Comptroller Liu recommended that the state Legislature require insurance companies to cover medical marijuana, a provision lacking in the bill that Albany considered in June 2013. (That bill passed the New York State Assembly but died in the Senate.) Medical marijuana is typically not covered by insurers, making it available only to patients who can afford to purchase it out-of-pocket.

The report also finds that New York City is equipped to become a worldwide center for marijuana-related research because of the city's robust medical, scientific, and academic resources. According to the City's Economic Development Corporation, New York City is home to the largest bioscience workforce in the country, nine major academic medical centers, the world's largest concentration of academic institutions, and a number of major pharmaceutical companies. In order to capitalize on those assets, the report recommends establishing a Medical Cannabis Research Fund and financing City-owned and -operated medical marijuana greenhouses.

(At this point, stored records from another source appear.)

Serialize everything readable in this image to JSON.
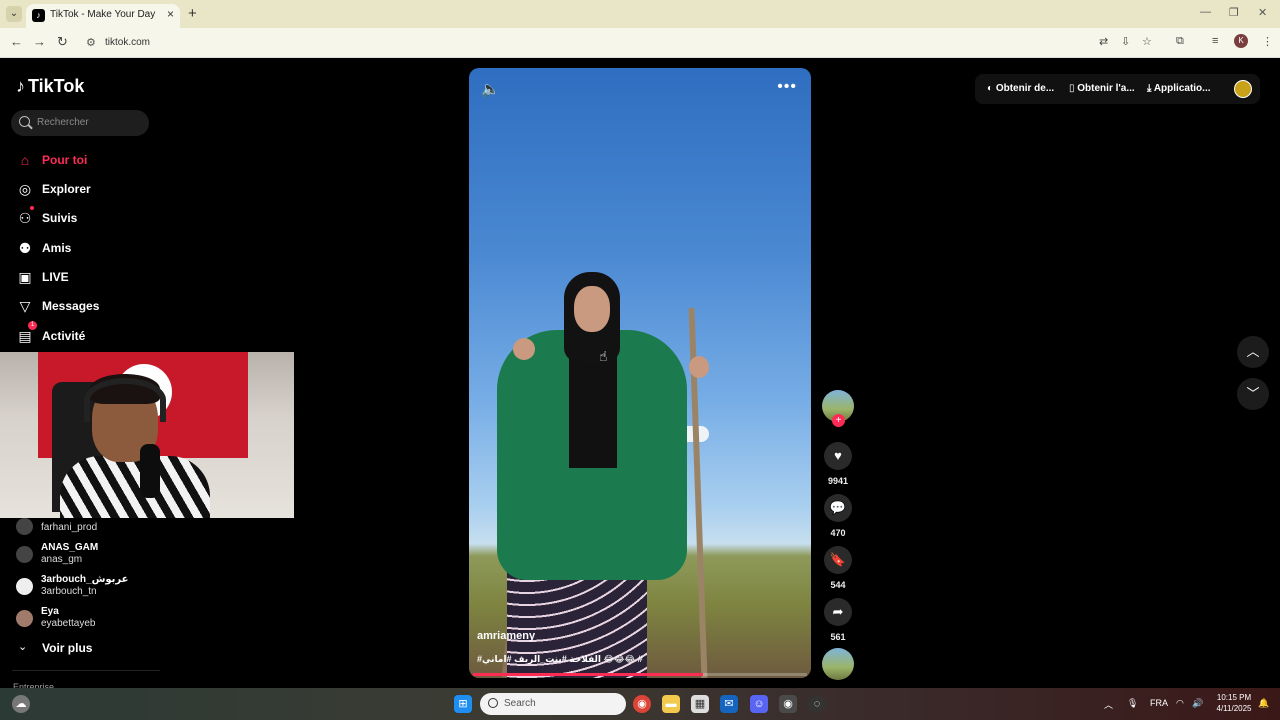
{
  "browser": {
    "tab_title": "TikTok - Make Your Day",
    "url": "tiktok.com",
    "profile_initial": "K"
  },
  "sidebar": {
    "logo": "TikTok",
    "search_placeholder": "Rechercher",
    "nav": [
      {
        "label": "Pour toi",
        "icon": "home-icon",
        "active": true
      },
      {
        "label": "Explorer",
        "icon": "compass-icon"
      },
      {
        "label": "Suivis",
        "icon": "following-icon"
      },
      {
        "label": "Amis",
        "icon": "friends-icon"
      },
      {
        "label": "LIVE",
        "icon": "live-icon"
      },
      {
        "label": "Messages",
        "icon": "messages-icon"
      },
      {
        "label": "Activité",
        "icon": "activity-icon",
        "badge": "1"
      }
    ],
    "following": [
      {
        "name": "",
        "handle": "farhani_prod"
      },
      {
        "name": "ANAS_GAM",
        "handle": "anas_gm"
      },
      {
        "name": "3arbouch_عربوش",
        "handle": "3arbouch_tn"
      },
      {
        "name": "Eya",
        "handle": "eyabettayeb"
      }
    ],
    "see_more": "Voir plus",
    "next_section": "Entreprise"
  },
  "video": {
    "author": "amriameny",
    "caption": "#الفلاحة #بنت_الريف #اماني 😂😂😂 #",
    "progress": 0.69
  },
  "actions": {
    "likes": "9941",
    "comments": "470",
    "saves": "544",
    "shares": "561"
  },
  "topbar": {
    "coins": "Obtenir de...",
    "app": "Obtenir l'a...",
    "install": "Applicatio..."
  },
  "taskbar": {
    "search": "Search",
    "lang": "FRA",
    "time": "10:15 PM",
    "date": "4/11/2025"
  },
  "colors": {
    "accent": "#fe2c55",
    "background": "#000000"
  }
}
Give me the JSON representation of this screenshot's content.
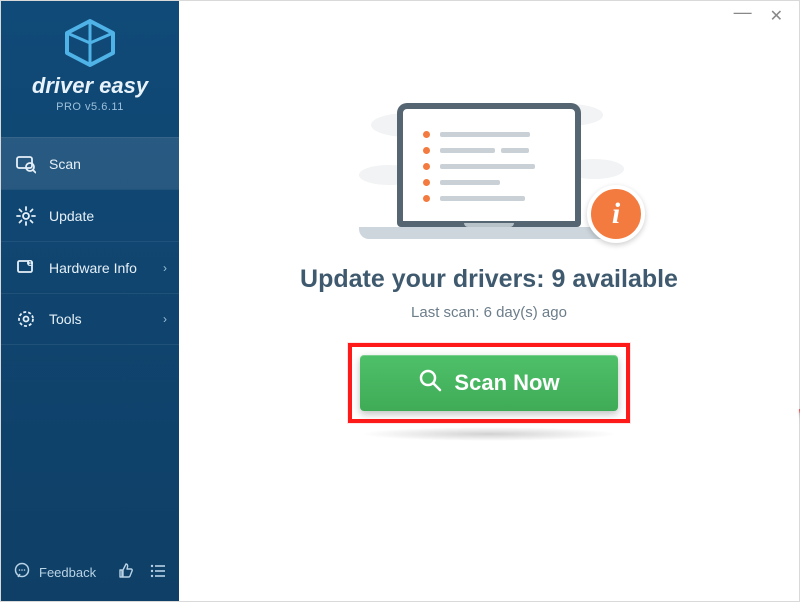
{
  "brand": {
    "name": "driver easy",
    "version": "PRO v5.6.11"
  },
  "sidebar": {
    "items": [
      {
        "label": "Scan",
        "icon": "scan-icon",
        "has_children": false
      },
      {
        "label": "Update",
        "icon": "gear-icon",
        "has_children": false
      },
      {
        "label": "Hardware Info",
        "icon": "hardware-icon",
        "has_children": true
      },
      {
        "label": "Tools",
        "icon": "tools-icon",
        "has_children": true
      }
    ],
    "feedback_label": "Feedback"
  },
  "main": {
    "headline_prefix": "Update your drivers: ",
    "available_count": 9,
    "headline_suffix": " available",
    "last_scan_prefix": "Last scan: ",
    "last_scan_value": "6 day(s) ago",
    "scan_button_label": "Scan Now",
    "info_badge": "i"
  },
  "colors": {
    "sidebar_bg": "#104a78",
    "accent_orange": "#f47b3f",
    "scan_green": "#4fc06a",
    "highlight_red": "#ff1a1a"
  }
}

City-Owned and -Operated Greenhouses

To ensure an adequate supply of high-quality marijuana for medical and research purposes, the report proposes that the City provide the New York City Health and Hospitals Corporation with the necessary capital funds to construct one or more medical greenhouses on its grounds or inside its facilities. Given HHC's existing research affiliations and its own 420,000 member "MetroPlus" health plan, it is uniquely positioned to play a leadership role in medical marijuana research.

New York City Medical Cannabis Research Fund

Under the proposal, the City would provide $5 million in start-up funds and match up to $50 million of private donations on a dollar-for-dollar basis. The ultimate goal would be to finance up to $100 million of medical marijuana research over the next five years by partnering with private-sector companies, academic institutions, and hospitals. Areas of research could include:

  • · Use of medical cannabis extracts as cancer chemotherapeutic agents in glioblastoma other brain tumors, as well as other cancers which have shown promise in preliminary research
  • · Use of medical cannabis extracts in pediatric and adult intractable epilepsy
  • · Palliation and quality of life promotion in chronic disease
  • · Pain management
  • · Post-traumatic stress disorder
  • · Disease modification in multiple sclerosis and other neurological disorders